· Royal Victoria TB Trust, Southfield Sanatorium case files: LHB41/CC1
· Royal Victoria Dispensary for Diseases of the Chest case files: LHB41/CC2
· Regional Hospital Board National X-Ray Campaign case files and volumes: LHB41/CC3 and CC3A
· Royal Victoria Dispensary for Diseases of the Chest case files: LHB41/CC4
· RVH Patient and Administrative Records: Acc 10/030
|Diagram of the Edinburgh Scheme. (LHSA Slide Collection)|
The Royal Victoria Hospital was a cornerstone of the Edinburgh Scheme, which I will describe in more detail in a future post, but essentially it was the first point of contact for people with tuberculosis to receive treatment and advice on preventing the spread of the disease to others throughout the first half of the twentieth century. These records also cover the period of mass X-ray screening in the 1950-1960s, which was an important way to identify and treat diseases of the chest.
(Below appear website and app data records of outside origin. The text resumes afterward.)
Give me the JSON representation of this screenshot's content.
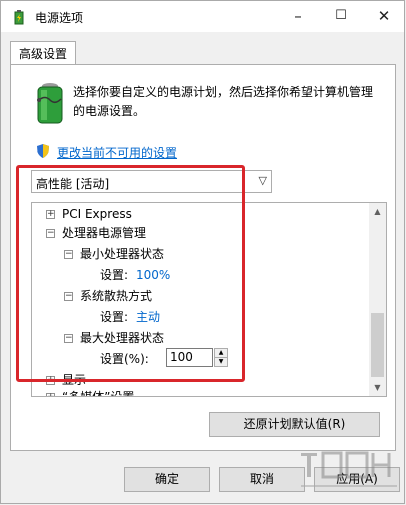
{
  "window": {
    "title": "电源选项",
    "minimize": "–",
    "maximize": "☐",
    "close": "✕"
  },
  "tab": "高级设置",
  "description": "选择你要自定义的电源计划，然后选择你希望计算机管理的电源设置。",
  "change_link": "更改当前不可用的设置",
  "plan_select": {
    "value": "高性能 [活动]"
  },
  "tree": {
    "pci": "PCI Express",
    "processor": "处理器电源管理",
    "min_state": "最小处理器状态",
    "min_label": "设置:",
    "min_value": "100%",
    "cooling": "系统散热方式",
    "cooling_label": "设置:",
    "cooling_value": "主动",
    "max_state": "最大处理器状态",
    "max_label": "设置(%):",
    "max_value": "100",
    "display": "显示",
    "multimedia": "“多媒体”设置"
  },
  "restore_button": "还原计划默认值(R)",
  "ok_button": "确定",
  "cancel_button": "取消",
  "apply_button": "应用(A)",
  "colors": {
    "link": "#0066cc",
    "highlight": "#d9262b"
  }
}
These records are a valuable source of information for researchers, covering several important developments in the history of treating tuberculosis in Edinburgh, and by cataloguing these case notes we will be able to support researchers who wish to study this area.
|A fundraising appeal for the Royal Victoria Hospital Sanatorium. (LHSA Slide Collection)|
I’ve only been here for a few days, but I’ve already managed to squeeze in a bit of time to take a quick look at the records, in between meeting my new colleagues and trying not to get lost in the corridors! I’ve come to the project with a slight advantage, as my last post was working on a project at the Royal London Hospital Archives called “The Fight Against Tuberculosis” (here’s the blog I wrote for that project). I’m therefore already familiar with the basic information needed before tackling a project like this, such as the history of treatment and the significance of particular details, as well as the terminology and abbreviations which can be so intimidating when approaching medical archives from a non-medical background. From what I’ve seen so far, the records provide a great insight into several aspects of tuberculosis treatment, and I’m looking forward to properly getting my teeth into cataloguing them.
|Advice on preventing the spread of tuberculosis, from the Royal Victoria Hospital Tuberculosis Trust. (LHSA Slide Collection)|